“Yes, I have,” nodded the prof.
“Well, I could see that the prescriptions of 5 X would not work for that organization. But, as I said, I had no choice in the matter.”
“Uh-huh, and then?”
“As I had foreseen,” said Rich, “the change was a painful, messy one for the organization. It even hit their bottom line significantly. They are trying to cover it up, but everyone in the organization knows that the change is the real reason for the drop in earnings. Despite this, Big Consulting has emerged unscathed. A bunch of middle managers on the client’s side have taken the rap.” He shook his head ruefully. “They were asked to leave,” he said.
“That’s terrible,” said the prof, “I can well understand how you feel.”
“Yes, I should not have prescribed 5 X. It is a lemon. The question is: what should I do now?” queried Rich.
“That’s for you to decide. You can’t change the past, but you might be able to influence the future,” said the prof with a smile.
“I was hoping you could advise me.”
“I have no doubt that you have reflected on the experience. What did you conclude?”
“That I should get out of this line of work,” said Rich vehemently.
“What would that achieve?” asked the prof gently.
“Well, at least I won’t be put into such situations again. I’m not worried about finding work, I’m sure I can find a job with the Big Consulting name on my resume,” said Rich.
“That’s true,” said the prof, “but is that all there is to it? There are other things to consider. For instance, Big Consulting will continue selling snake oil. How would you feel about that?”
“Yeah, that is a problem – damned if I do, damned if I don’t,” replied Rich. “You know, when I was sitting in your office, I recalled that you had spoken about such dilemmas in one of your classes. You said that the difficulty with such wicked issues is that they cannot be decided based on facts alone, because the facts themselves are either scarce or contested…or both!”
“That’s right,” said the prof, “and this is a wicked problem of a kind that is very common, not just in professional work but also in life.
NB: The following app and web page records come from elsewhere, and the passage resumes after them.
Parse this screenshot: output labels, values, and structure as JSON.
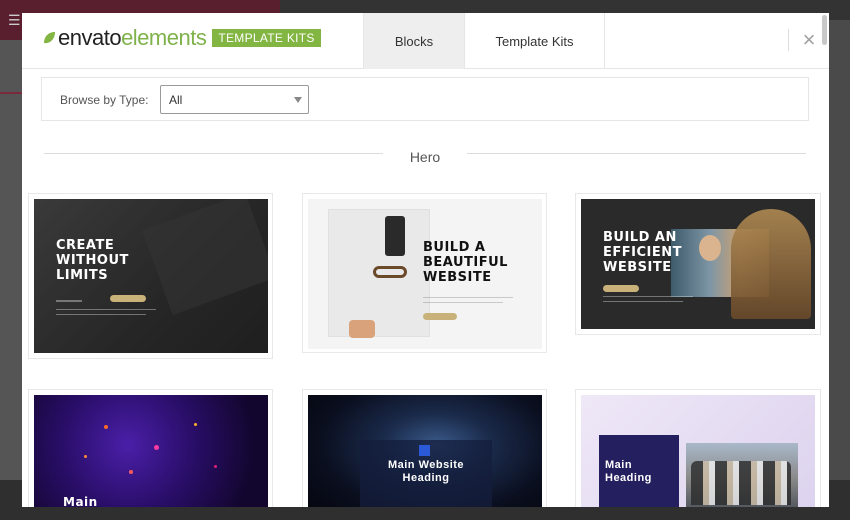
{
  "background": {
    "menu_icon": "hamburger-icon"
  },
  "header": {
    "logo": {
      "envato": "envato",
      "elements": "elements",
      "badge": "TEMPLATE KITS"
    },
    "tabs": [
      {
        "label": "Blocks",
        "active": true
      },
      {
        "label": "Template Kits",
        "active": false
      }
    ],
    "close_symbol": "×"
  },
  "filter": {
    "label": "Browse by Type:",
    "selected": "All"
  },
  "section": {
    "title": "Hero"
  },
  "cards": [
    {
      "heading": [
        "CREATE",
        "WITHOUT",
        "LIMITS"
      ]
    },
    {
      "heading": [
        "BUILD A",
        "BEAUTIFUL",
        "WEBSITE"
      ]
    },
    {
      "heading": [
        "BUILD AN",
        "EFFICIENT",
        "WEBSITE"
      ]
    },
    {
      "heading": [
        "Main"
      ]
    },
    {
      "heading": [
        "Main Website",
        "Heading"
      ]
    },
    {
      "heading": [
        "Main",
        "Heading"
      ]
    }
  ],
  "colors": {
    "brand_green": "#82b541",
    "tab_active_bg": "#eeeeee"
  }
}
Even relatively mundane issues such as whether or not to switch jobs have wicked elements. What we forget sometimes, though, is that our decisions on such matters or rather, our consequent actions, might also affect others.”
“So you’re saying I’m not the only stakeholder (if I can use that term) in my problem. Is that right?”
“That’s right, there are other people to consider,” said the prof, “but the problem is you don’t know who they are .They are all the people who will be affected in the future by the decision you make now. If you quit, Big Consulting will go on selling this solution and many more people might be adversely affected. On the other hand, if you stay, you could try to influence the future direction of Big Consulting, but that might involve some discomfort for yourself. This makes your wicked problem an ethical one. I suspect this is why you’re having a hard time going with the “quit” option.”
There was a brief silence. The prof could see that Rich was thinking things through.
“Prof, I’ve got to hand it to you,” said Rich shaking his head with a smile, “I was so absorbed by the quit/don’t quit dilemma from my personal perspective that I didn’t realize there are other angles to consider. Thanks, you’ve helped immensely. I’m not sure what I will do, but I do know that what you have just said will help me make a more considered choice. Thank you!”
“You’re welcome, Rich”
…And as he boarded his flight later that evening, Rich finally understood why the prof continued to teach at a place where he remained unrecognized and unappreciated